At this stage, in 1851, the Legislature passed an Act to set aside £50,000 for the erection of churches and the maintenance of ministers of religion. Bishop Perry, although holding strongly that "an endowed church was bound to be a lazy church," and opposed in principle to the grant, accepted the help of the government, for his need was overwhelming. Even so, the grant made by the Legislature was inadequate to meet the needs of the growing church. External assistance was absolutely essential. Already the Church at home had privately, notably through the Society for the Propagation of the Gospel, and the Society for the Propagation of Christian Knowledge, subscribed large sums for the work of the Church in Australia. A further source of the necessary revenue was the newly established "Colonial Bishoprics' Fund." (1841). It is [24/25] scarcely an exaggeration to claim that, without the work of this body, the large expansion of the Anglican church during the 19th century would not have been possible. The important part that English support played in the preparation of the growth of the episcopate, and so of ordered church life in the Dominions, is generally unknown. Unquestionably the master mind was Bishop Blomfield of London. The early middle years of the 19th century saw the revival in the English Church of far-reaching ideals and ambitions. The Evangelical revival was enriched and fulfilled by the Oxford Movement, and this in its turn prepared the way for more general and enthusiastic attention to the needs of the Church overseas. Bishop Blomfield saw that there was little hope of securing provision for new dioceses out of State revenue, as the propriety of the State supporting the Church was being openly called into question. Colonial opposition too, came in part from non-conformists who had migrated for freedom's sake, in part from those who saw in Bishops prelacy, autocracy, and a "hidden-hand" interference with the liberties of their legislatures, and in part from the tax-payer who foresaw episcopal stipends being paid out of revenue. Blomfield boldly declared that if the State refused to act, it was the duty of the Church herself to "take the work in hand, and do that which may in no case be left undone." The Colonial Bishopric's Fund grew quickly and vigorously. Between the years 1841 and 1890, this fund received a total sum of £991,388, and was instrumental in providing for 67 new dioceses. The fund was a constant source of revenue for the Australian Church.

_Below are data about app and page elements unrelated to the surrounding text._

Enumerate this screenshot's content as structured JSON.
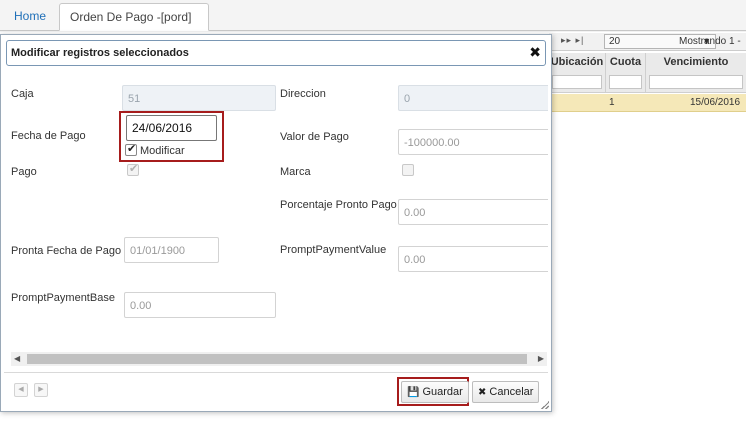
{
  "tabs": {
    "home_label": "Home",
    "active_label": "Orden De Pago -[pord]",
    "close_glyph": "×"
  },
  "grid": {
    "pager_nav": "▸▸ ▸|",
    "page_size": "20",
    "showing": "Mostrando 1 -",
    "columns": [
      "Ubicación",
      "Cuota",
      "Vencimiento"
    ],
    "row": {
      "cuota": "1",
      "vencimiento": "15/06/2016"
    }
  },
  "modal": {
    "title": "Modificar registros seleccionados",
    "close_glyph": "✖",
    "fields": {
      "caja": {
        "label": "Caja",
        "value": "51"
      },
      "direccion": {
        "label": "Direccion",
        "value": "0"
      },
      "fecha_pago": {
        "label": "Fecha de Pago",
        "value": "24/06/2016",
        "modify_label": "Modificar",
        "modify_checked": true
      },
      "valor_pago": {
        "label": "Valor de Pago",
        "value": "-100000.00"
      },
      "pago": {
        "label": "Pago",
        "checked": true
      },
      "marca": {
        "label": "Marca",
        "checked": false
      },
      "porcentaje_pronto_pago": {
        "label": "Porcentaje Pronto Pago",
        "value": "0.00"
      },
      "pronta_fecha_pago": {
        "label": "Pronta Fecha de Pago",
        "value": "01/01/1900"
      },
      "prompt_payment_value": {
        "label": "PromptPaymentValue",
        "value": "0.00"
      },
      "prompt_payment_base": {
        "label": "PromptPaymentBase",
        "value": "0.00"
      }
    },
    "footer": {
      "save_label": "Guardar",
      "cancel_label": "Cancelar"
    }
  },
  "colors": {
    "link_blue": "#1f6fb8",
    "highlight_red": "#a61c1c",
    "selected_row": "#f5e8b8",
    "disabled_field": "#eef2f6"
  },
  "icons": [
    "close-icon",
    "save-icon",
    "cancel-icon",
    "first-page-icon",
    "last-page-icon",
    "dropdown-caret-icon",
    "scroll-left-icon",
    "scroll-right-icon",
    "resize-grip-icon"
  ]
}
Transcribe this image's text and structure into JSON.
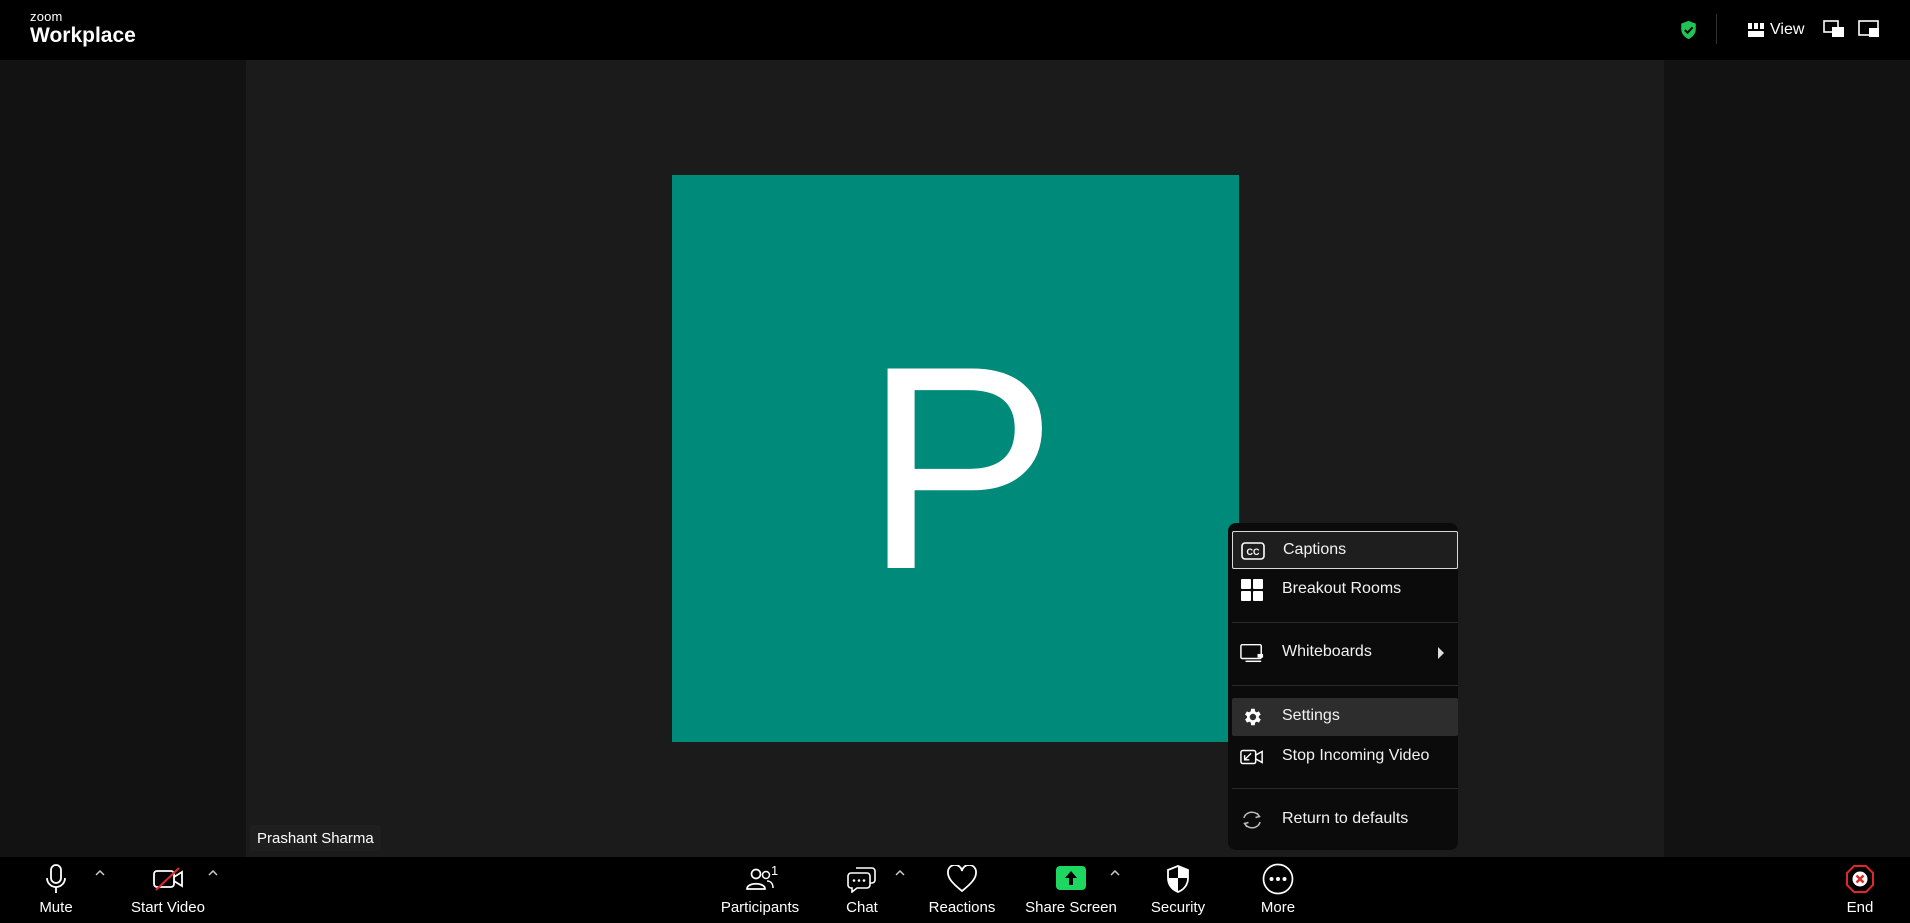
{
  "app": {
    "brand_small": "zoom",
    "brand_large": "Workplace"
  },
  "topbar": {
    "view_label": "View"
  },
  "participant": {
    "initial": "P",
    "name": "Prashant Sharma",
    "avatar_color": "#008a7a"
  },
  "more_menu": {
    "items": [
      {
        "label": "Captions",
        "icon": "captions-icon"
      },
      {
        "label": "Breakout Rooms",
        "icon": "breakout-rooms-icon"
      },
      {
        "label": "Whiteboards",
        "icon": "whiteboard-icon"
      },
      {
        "label": "Settings",
        "icon": "gear-icon"
      },
      {
        "label": "Stop Incoming Video",
        "icon": "stop-video-icon"
      },
      {
        "label": "Return to defaults",
        "icon": "refresh-icon"
      }
    ]
  },
  "toolbar": {
    "mute": "Mute",
    "start_video": "Start Video",
    "participants": "Participants",
    "participants_count": "1",
    "chat": "Chat",
    "reactions": "Reactions",
    "share_screen": "Share Screen",
    "security": "Security",
    "more": "More",
    "end": "End"
  },
  "colors": {
    "share_green": "#1ed760",
    "secure_green": "#21c354",
    "end_red": "#e02828",
    "video_off_red": "#e02828"
  }
}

Again in the seventies, the withdrawal of State Aid from the Church meant that it was no longer possible for the Church in Australia to pursue her career without further support from the Home Country. This help came chiefly through the different missionary societies, of whom the chief contributors were the S.P.G., and the S.P.C.K.
In recent years, however, the Australian Church has become less and less dependent financially on the Home Church, and that it is self-supporting is now generally recognised.